NASA May Grow Plants on Mars in Miniature Greenhouse
Can plants grow in the harsh environment of the red planet? We might find out, as NASA is expected to announce within the next few days whether they will carry out plans to bring a one-liter greenhouse to Mars.
If the plans are approved, the next Mars rover will bring a one-liter cube of carbon dioxide filled with 250 Arabidopsis (a plant that's closely related to mustard) seeds on its next mission. After the rover lands, the seeds would be soaked with water and have their temperatures regulated with heaters and LEDs. If the plants grow and thrive, they would be the first Earthlings to live out their lives on a foreign planet, and NASA scientists would interpret the results as an indicator that human colonization of Mars is possible.
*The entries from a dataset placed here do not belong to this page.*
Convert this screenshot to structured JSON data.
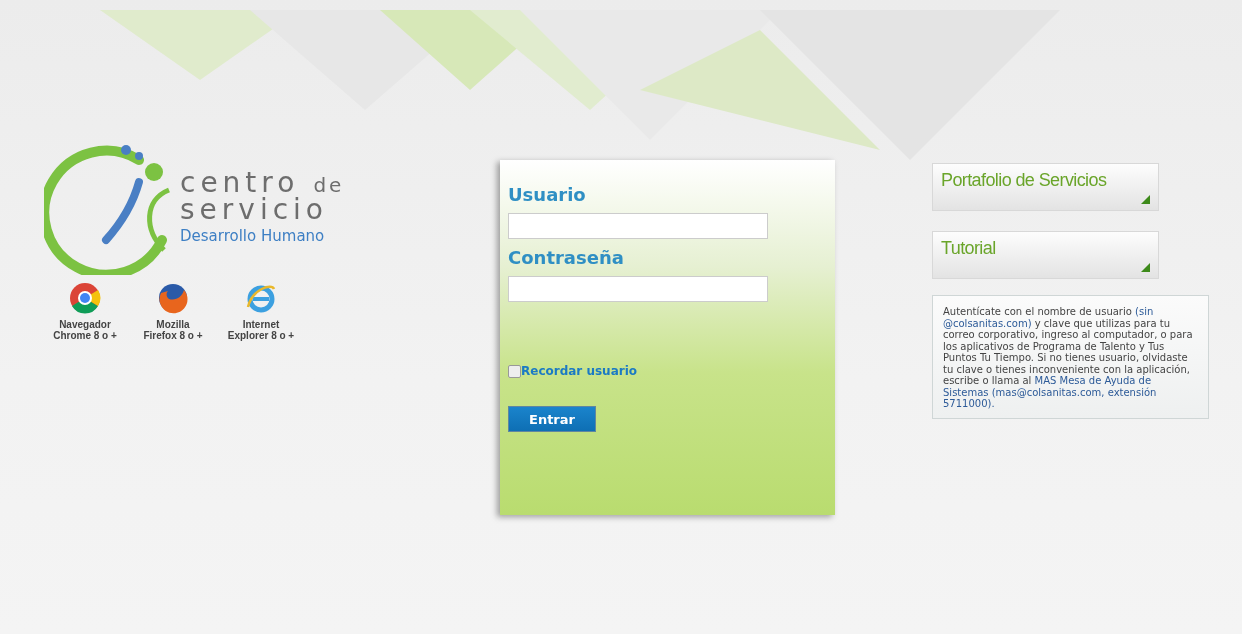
{
  "logo": {
    "line_1": "centro",
    "line_1_suffix": "de",
    "line_2": "servicio",
    "line_3": "Desarrollo Humano"
  },
  "browsers": [
    {
      "kind": "chrome",
      "line_1": "Navegador",
      "line_2": "Chrome 8 o +"
    },
    {
      "kind": "firefox",
      "line_1": "Mozilla",
      "line_2": "Firefox 8 o +"
    },
    {
      "kind": "ie",
      "line_1": "Internet",
      "line_2": "Explorer 8 o +"
    }
  ],
  "login": {
    "username_label": "Usuario",
    "password_label": "Contraseña",
    "remember": {
      "label": "Recordar usuario",
      "checked": false
    },
    "submit": "Entrar"
  },
  "links": [
    {
      "label": "Portafolio de Servicios"
    },
    {
      "label": "Tutorial"
    }
  ],
  "help_text": [
    {
      "text": "Autentícate con el nombre de usuario ",
      "highlight": false
    },
    {
      "text": "(sin @colsanitas.com)",
      "highlight": true
    },
    {
      "text": " y clave que utilizas para tu correo corporativo, ingreso al computador, o para los aplicativos de Programa de Talento y Tus Puntos Tu Tiempo. Si no tienes usuario, olvidaste tu clave o tienes inconveniente  con la aplicación, escribe o llama al ",
      "highlight": false
    },
    {
      "text": "MAS Mesa de Ayuda de Sistemas (mas@colsanitas.com, extensión 5711000).",
      "highlight": true
    }
  ]
}
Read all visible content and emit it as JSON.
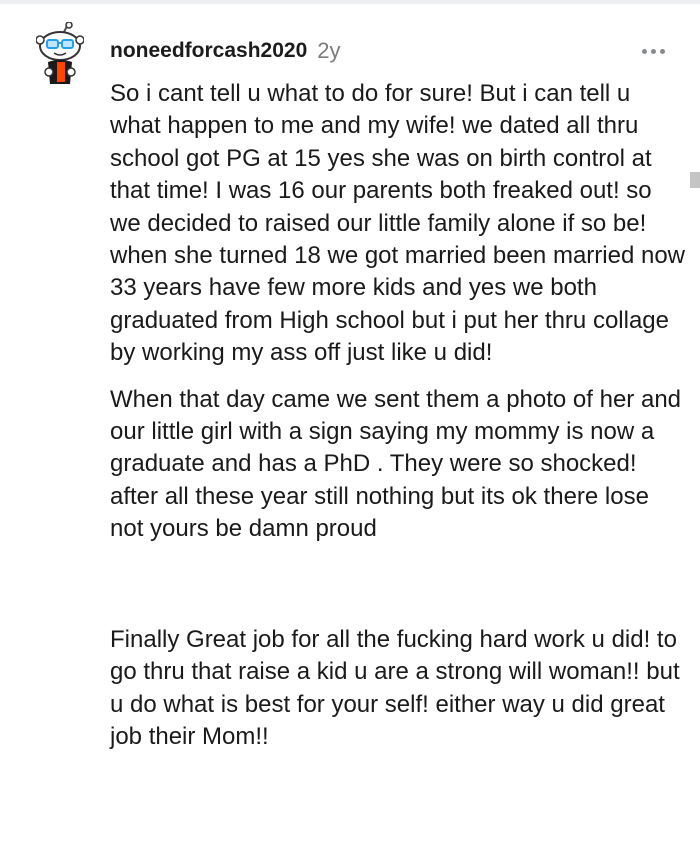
{
  "comment": {
    "username": "noneedforcash2020",
    "age": "2y",
    "more_icon": "more-horizontal-icon",
    "avatar_icon": "snoo-avatar-icon",
    "paragraphs": [
      "So i cant tell u what to do for sure! But i can tell u what happen to me and my wife! we dated all thru school got PG at 15 yes she was on birth control at that time! I was 16 our parents both freaked out! so we decided to raised our little family alone if so be!\nwhen she turned 18 we got married been married now 33 years have few more kids and yes we both graduated from High school but i put her thru collage by working my ass off just like u did!",
      "When that day came we sent them a photo of her and our little girl with a sign saying my mommy is now a graduate and has a PhD . They were so shocked! after all these year still nothing but its ok there lose not yours be damn proud",
      "Finally Great job for all the fucking hard work u did! to go thru that raise a kid u are a strong will woman!! but u do what is best for your self! either way u did great job their Mom!!"
    ]
  },
  "colors": {
    "text": "#1a1a1b",
    "meta": "#7c7c7c",
    "avatar_accent": "#ff4500",
    "glasses": "#24a0ed"
  }
}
Most of the previous research about plants in space has focused on plant growth on spaceships; a student at the Royal College of Art recently invented the first synthetic biological leaf which may be more likely to survive in space than naturally occurring plants, which don't fare well in zero gravity. Studies have shown that they are unable to effectively orient their roots without gravity guiding them, and a recent study found that plants grown on spaceships have twice the mutations of terrestrial plants. But Mars has approximately one-sixth of the Earth's gravity, and NASA scientists believe it is worth exploring whether plants in low gravity will fare better than plants in zero gravity. "Plants don't like zero gravity. Humans don't like zero gravity. Not even cockroaches like zero gravity," said NASA senior scientist Chris McKay. "But we have no idea if the same is true for low gravity."
Counterintuitively, the greatest logistical problem for this experiment has nothing to do with its extraterrestrial location. According to Heather Smith, deputy lead investigator for the Mars Plant Experiment, "We still have to figure out how to keep a camera in a greenhouse from fogging up."